Long COVID broke into five maladies

Critical-care medicine specialist Dr. Sarah Jolley, medical director of the UCHealth Post-COVID Clinic, is co-author of a forthcoming RECOVER-based study that assigns many of the long COVID-related maladies into five domains, she says. They include:

  • ME/CFS including post-exertional malaise (PEM).
  • Dysautonomia and POTS.
  • Neurocognitive symptoms (such as “brain fog”).
  • Cardiopulmonary exercise intolerance.
  • Persistent olfactory (related to the ability to smell) problems.

Jolley has seen them all. She has consulted with about 1,200 patients since the UCHealth Post-COVID Clinic launched in 2020.

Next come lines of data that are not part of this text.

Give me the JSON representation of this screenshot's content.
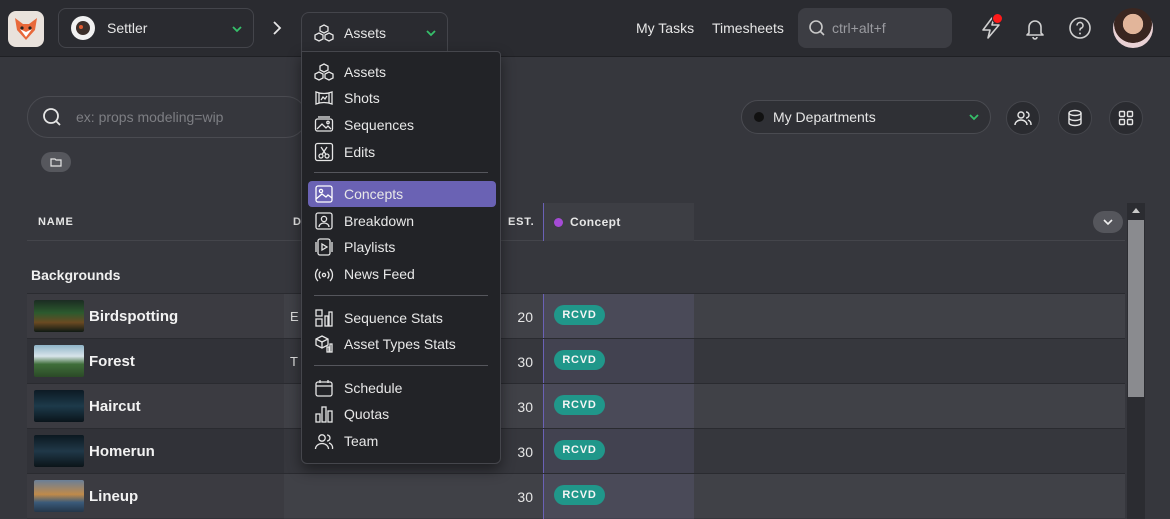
{
  "topbar": {
    "production": "Settler",
    "section": "Assets",
    "links": {
      "my_tasks": "My Tasks",
      "timesheets": "Timesheets"
    },
    "search_placeholder": "ctrl+alt+f",
    "icons": [
      "lightning-icon",
      "bell-icon",
      "help-icon"
    ],
    "notification_dot_color": "#ff1a1a"
  },
  "filters": {
    "search_placeholder": "ex: props modeling=wip",
    "department": "My Departments"
  },
  "table": {
    "headers": {
      "name": "NAME",
      "description": "D",
      "estimation": "EST.",
      "concept": "Concept"
    },
    "concept_color": "#a54bd6",
    "group": "Backgrounds",
    "rows": [
      {
        "name": "Birdspotting",
        "description": "E",
        "est": "20",
        "status": "RCVD"
      },
      {
        "name": "Forest",
        "description": "T",
        "est": "30",
        "status": "RCVD"
      },
      {
        "name": "Haircut",
        "description": "",
        "est": "30",
        "status": "RCVD"
      },
      {
        "name": "Homerun",
        "description": "",
        "est": "30",
        "status": "RCVD"
      },
      {
        "name": "Lineup",
        "description": "",
        "est": "30",
        "status": "RCVD"
      }
    ],
    "status_color": "#20978a"
  },
  "menu": {
    "groups": [
      [
        "Assets",
        "Shots",
        "Sequences",
        "Edits"
      ],
      [
        "Concepts",
        "Breakdown",
        "Playlists",
        "News Feed"
      ],
      [
        "Sequence Stats",
        "Asset Types Stats"
      ],
      [
        "Schedule",
        "Quotas",
        "Team"
      ]
    ],
    "active": "Concepts",
    "active_color": "#6a62b4"
  }
}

“A lot of those same symptoms that were described early on have been solidified into discrete syndromes that come under the umbrella of long COVID,” Jolley said.

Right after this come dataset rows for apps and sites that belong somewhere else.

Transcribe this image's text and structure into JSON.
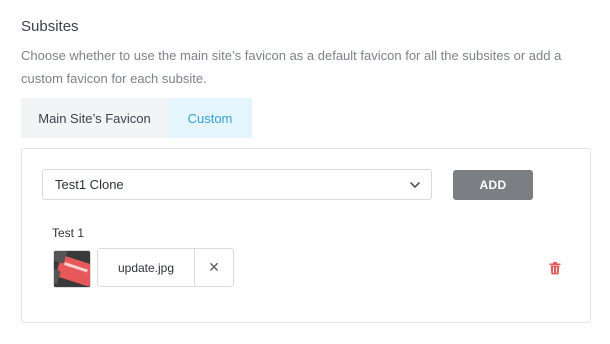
{
  "section": {
    "title": "Subsites",
    "description": "Choose whether to use the main site’s favicon as a default favicon for all the subsites or add a custom favicon for each subsite."
  },
  "tabs": [
    {
      "label": "Main Site’s Favicon",
      "active": false
    },
    {
      "label": "Custom",
      "active": true
    }
  ],
  "panel": {
    "subsite_select": {
      "selected": "Test1 Clone"
    },
    "add_label": "ADD",
    "entries": [
      {
        "site": "Test 1",
        "file_name": "update.jpg",
        "remove_glyph": "✕",
        "thumbnail_icon": "image-thumbnail-icon",
        "delete_icon": "trash-icon"
      }
    ]
  },
  "colors": {
    "accent": "#36a3d8",
    "active_tab_bg": "#e4f5fd",
    "button_bg": "#7b7e82",
    "delete": "#e05a5a"
  }
}
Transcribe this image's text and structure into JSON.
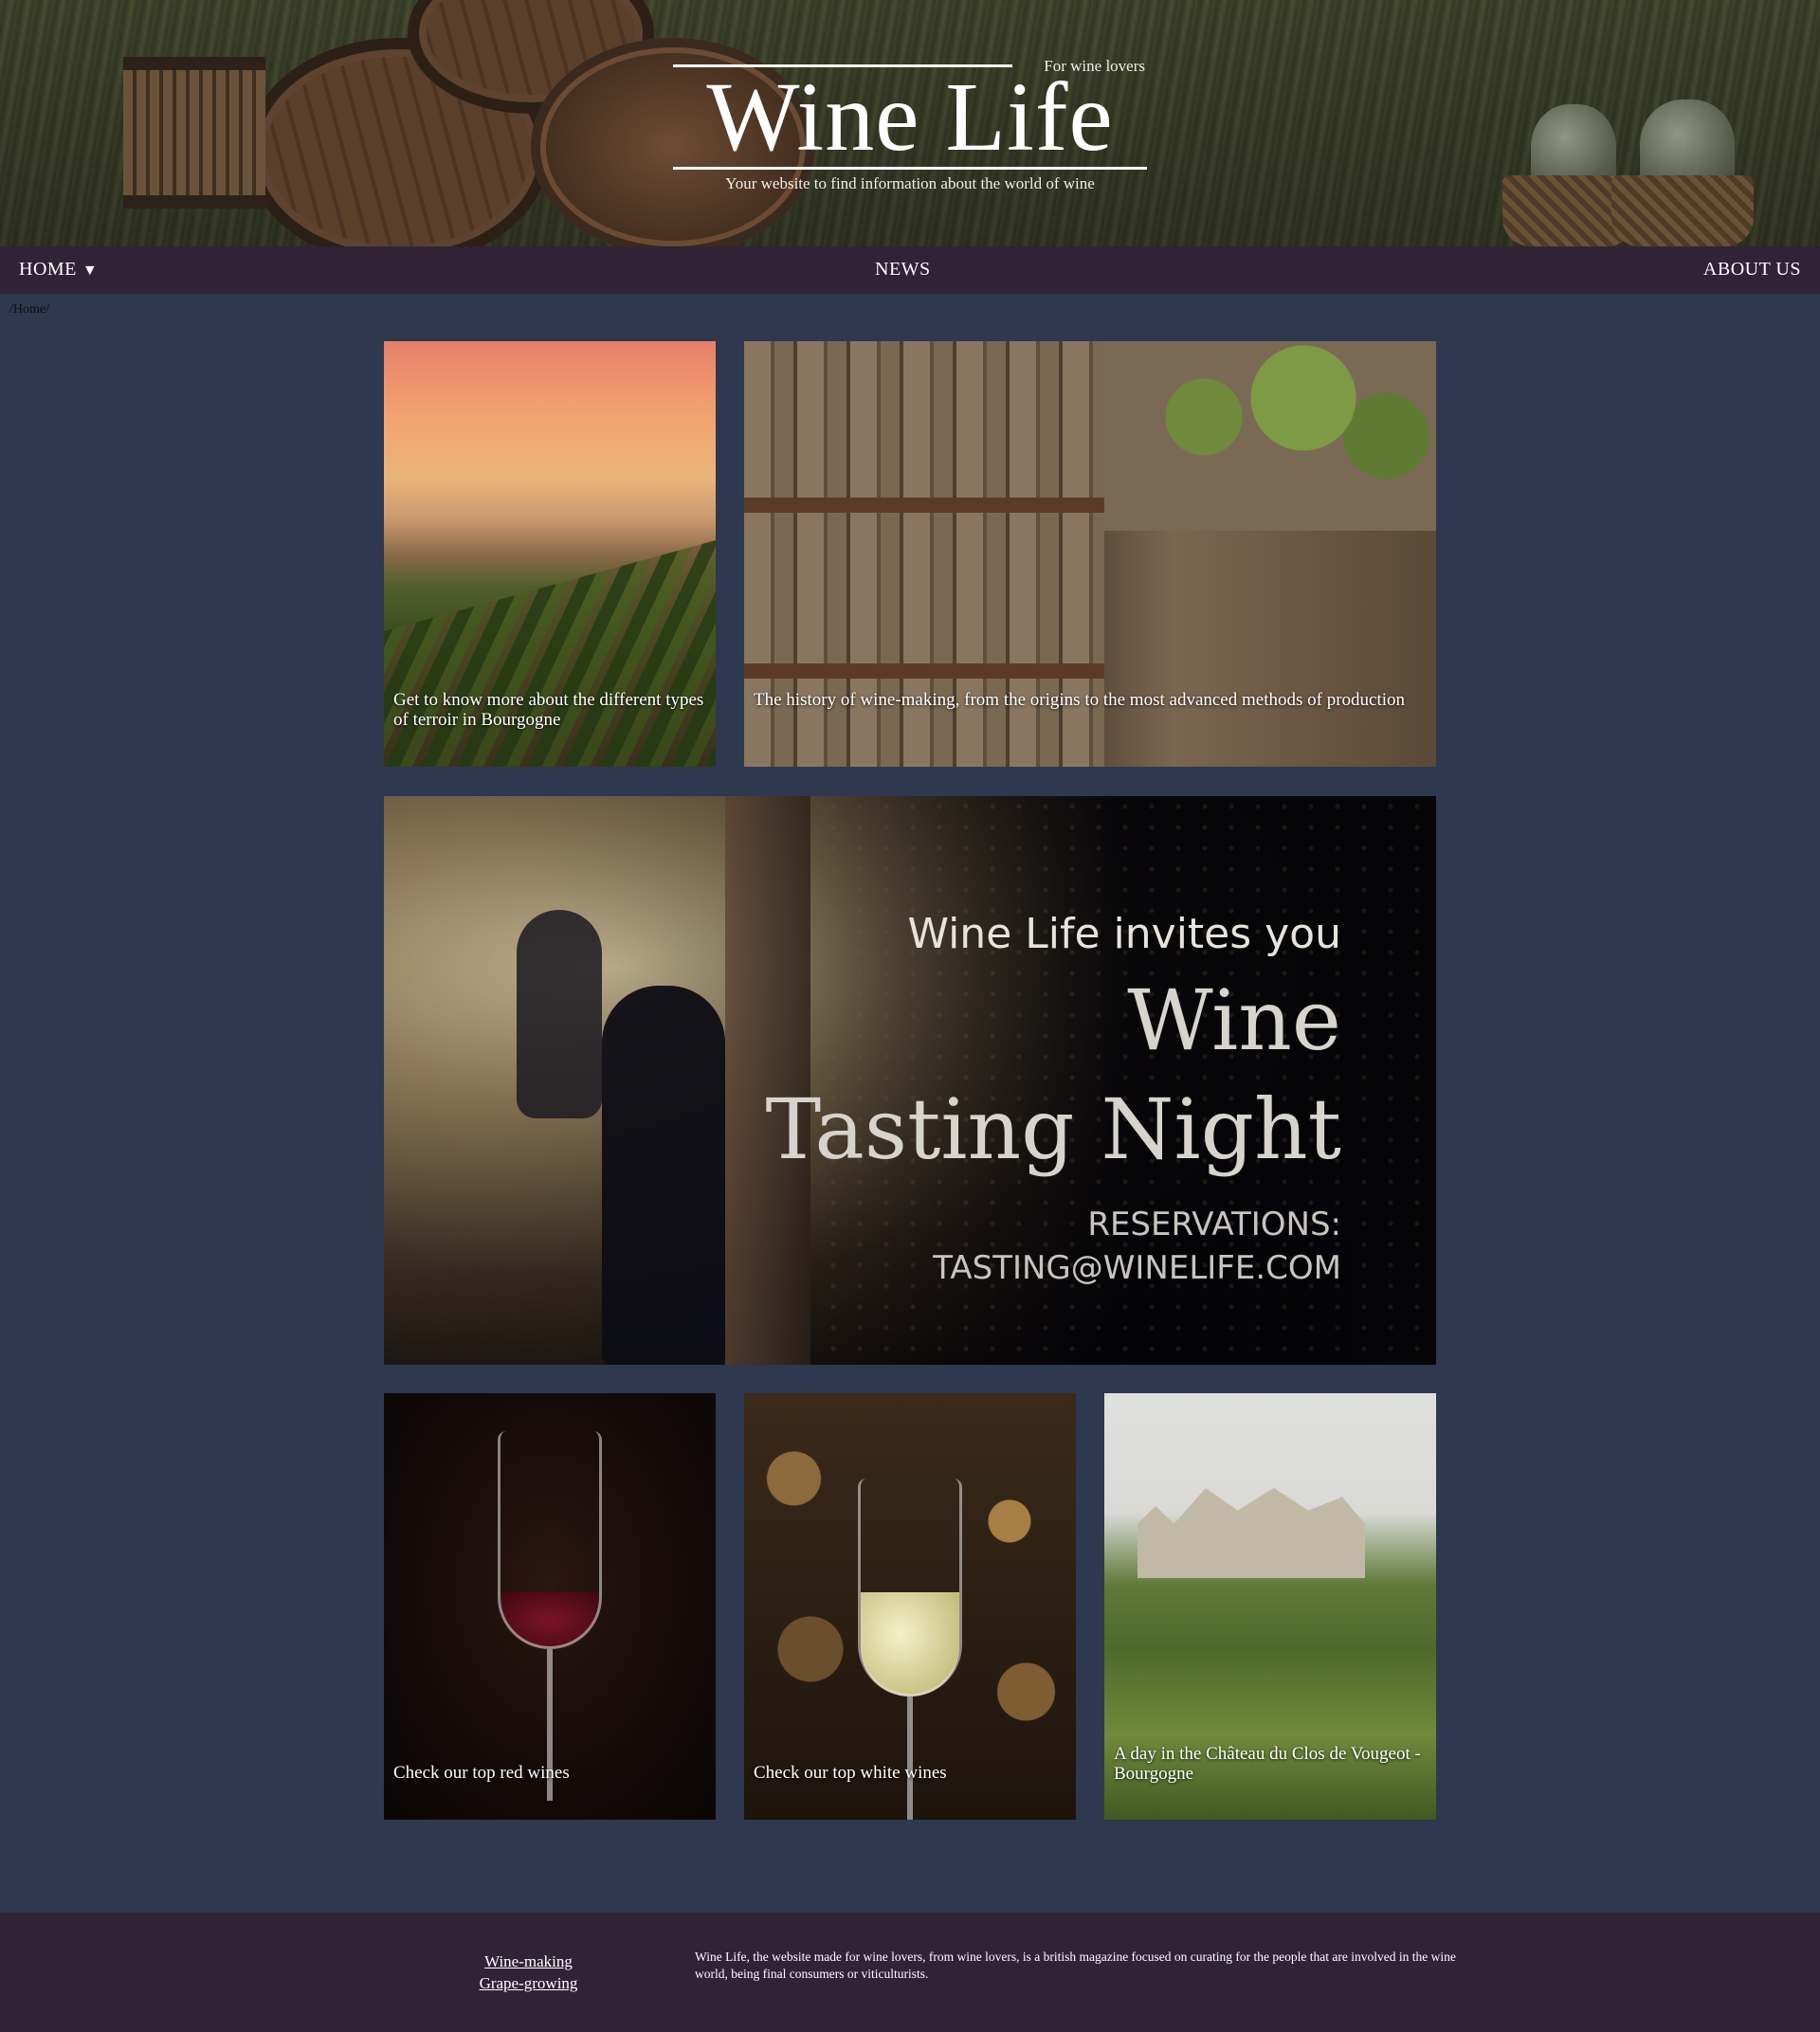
{
  "header": {
    "tagline_top": "For wine lovers",
    "title": "Wine Life",
    "subtitle": "Your website to find information about the world of wine"
  },
  "nav": {
    "home_label": "HOME",
    "home_caret": "▼",
    "news_label": "NEWS",
    "about_label": "ABOUT US"
  },
  "breadcrumb": "/Home/",
  "cards": {
    "terroir": {
      "caption": "Get to know more about the different types of terroir in Bourgogne"
    },
    "history": {
      "caption": "The history of wine-making, from the origins to the most advanced methods of production"
    },
    "red": {
      "caption": "Check our top red wines"
    },
    "white": {
      "caption": "Check our top white wines"
    },
    "chateau": {
      "caption": "A day in the Château du Clos de Vougeot - Bourgogne"
    }
  },
  "event": {
    "invite": "Wine Life invites you",
    "title_line1": "Wine",
    "title_line2": "Tasting Night",
    "reservations": "RESERVATIONS:",
    "email": "TASTING@WINELIFE.COM"
  },
  "footer": {
    "links": [
      "Wine-making",
      "Grape-growing"
    ],
    "about": "Wine Life, the website made for wine lovers, from wine lovers, is a british magazine focused on curating for the people that are involved in the wine world, being final consumers or viticulturists."
  },
  "colors": {
    "page_bg": "#2e384e",
    "nav_bg": "#302336",
    "footer_bg": "#302336",
    "text": "#ffffff"
  }
}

Dr. Sarah Jolley, who specializes in critical-care medicine, is medical director of the UCHealth Post-COVID Clinic.
Dr. Sarah Jolley, who specializes in critical care medicine, is the medical director of the UCHealth Post-COVID Clinic.

Goal: better treatments for people with long COVID

Some patients have just one long-COVID symptom, such as neurocognitive problems, she says. Others have several. Some recover completely over a period of weeks or months. “And then we’re seeing some people who have persistent symptoms three years out,” Jolley said.

The RECOVER trial is still recruiting at UCHealth but it’s now focusing on patients recently diagnosed with COVID-19, Erlandson says. The idea is that, by tracking patients from the time they get the disease, researchers can make connections between types of patients (in terms of demographics, prior health status, and the results of laboratory and other testing) and the long-COVID symptoms that may or may not later manifest, she says. That can help tailor treatments going forward.

There are already treatments out there, Jolley says. They depend on how cases of long COVID manifest and what the suspected causes are. In cases where there may be a lingering virus, an antiviral such as Paxlovid may come into play. If inflammation looks to be the culprit, an anti-inflammatory such as metformin (a drug best known for diabetes treatment) may be the preferred approach. Those with chronic-fatigue symptoms may benefit from low-dose naltrexone. The RECOVER study’s data should help doctors refine diagnoses and point the way to better tools to help patients, Jolley says.

“Having that biological data, paired with the trial’s data, will help us understand how to individualize treatment even more,” she said.

Some of that data may come from studies of RECOVER participants at UCH. The first follow-on study, slated to launch this summer, will involve the antiviral Paxlovid, Erlandson says.

The impact of such research could extend beyond COVID-19 survivors, she says. For one thing, long COVID’s impact on diverse systems has brought multidisciplinary care to the fore. The UCHealth Post-COVID Clinic taps into experts in virology, infectious disease, neurology, cardiology, psychiatry, and other fields, for example.

“I am hopeful that the things we learn about long COVID will help us care for patients in a more multidisciplinary manner,” Erlandson said.

She adds that the RECOVER study could help pay forward the help that long-COVID patients have gotten from treatments developed for chronic fatigue, post-Lyme, and other post-viral syndromes.

“I think what we can learn from long COVID can help people who are impacted by the chronic effects of other viruses, too,” Erlandson said.

About the author

Todd Neff has written hundreds of stories for University of Colorado Hospital and UCHealth. He covered science and the environment for the Daily Camera in Boulder, Colorado, and has taught narrative nonfiction at the University of Colorado, where he was a Ted Scripps Fellowship recipient in Environmental Journalism. He is author of “A Beard Cut Short,” a biography of a remarkable professor; “The Laser That’s Changing the World,” a history of lidar; and “From Jars to the Stars,” a history of Ball Aerospace.